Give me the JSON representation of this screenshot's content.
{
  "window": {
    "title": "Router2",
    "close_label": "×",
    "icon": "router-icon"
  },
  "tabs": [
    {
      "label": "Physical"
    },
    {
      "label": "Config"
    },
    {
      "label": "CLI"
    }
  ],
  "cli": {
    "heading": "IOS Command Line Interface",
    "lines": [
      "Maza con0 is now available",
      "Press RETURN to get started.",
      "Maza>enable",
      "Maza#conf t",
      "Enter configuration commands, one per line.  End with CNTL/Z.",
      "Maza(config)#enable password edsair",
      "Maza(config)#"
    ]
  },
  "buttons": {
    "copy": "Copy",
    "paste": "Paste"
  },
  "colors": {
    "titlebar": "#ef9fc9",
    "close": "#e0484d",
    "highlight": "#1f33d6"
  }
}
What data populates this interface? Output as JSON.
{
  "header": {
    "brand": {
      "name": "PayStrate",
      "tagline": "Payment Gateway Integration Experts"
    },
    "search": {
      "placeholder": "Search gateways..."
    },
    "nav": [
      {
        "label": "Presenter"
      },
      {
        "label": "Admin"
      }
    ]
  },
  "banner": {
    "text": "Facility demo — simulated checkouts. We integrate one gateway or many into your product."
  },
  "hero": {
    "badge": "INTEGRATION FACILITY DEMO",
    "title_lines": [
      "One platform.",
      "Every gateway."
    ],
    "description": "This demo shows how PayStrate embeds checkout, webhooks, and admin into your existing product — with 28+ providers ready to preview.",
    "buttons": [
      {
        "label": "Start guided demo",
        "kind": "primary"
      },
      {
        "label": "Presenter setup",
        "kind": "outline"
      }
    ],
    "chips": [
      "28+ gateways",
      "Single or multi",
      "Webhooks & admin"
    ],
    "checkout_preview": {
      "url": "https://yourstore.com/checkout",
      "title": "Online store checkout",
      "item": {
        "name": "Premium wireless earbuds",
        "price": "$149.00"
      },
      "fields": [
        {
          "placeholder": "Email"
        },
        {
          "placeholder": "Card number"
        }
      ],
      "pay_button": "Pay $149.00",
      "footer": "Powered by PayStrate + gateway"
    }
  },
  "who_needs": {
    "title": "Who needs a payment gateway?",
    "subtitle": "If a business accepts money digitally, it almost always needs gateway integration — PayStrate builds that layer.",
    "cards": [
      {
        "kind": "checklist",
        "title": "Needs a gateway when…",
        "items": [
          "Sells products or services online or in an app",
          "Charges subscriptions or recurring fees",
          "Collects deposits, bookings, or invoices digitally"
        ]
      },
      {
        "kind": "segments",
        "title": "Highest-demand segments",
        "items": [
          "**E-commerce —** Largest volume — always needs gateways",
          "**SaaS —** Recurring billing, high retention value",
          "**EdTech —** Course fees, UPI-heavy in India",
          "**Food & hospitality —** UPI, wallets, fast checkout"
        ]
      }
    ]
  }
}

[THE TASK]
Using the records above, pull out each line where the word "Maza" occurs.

[ANSWER FOR THIS EXERCISE]
      "Maza con0 is now available",
      "Maza>enable",
      "Maza#conf t",
      "Maza(config)#enable password edsair",
      "Maza(config)#"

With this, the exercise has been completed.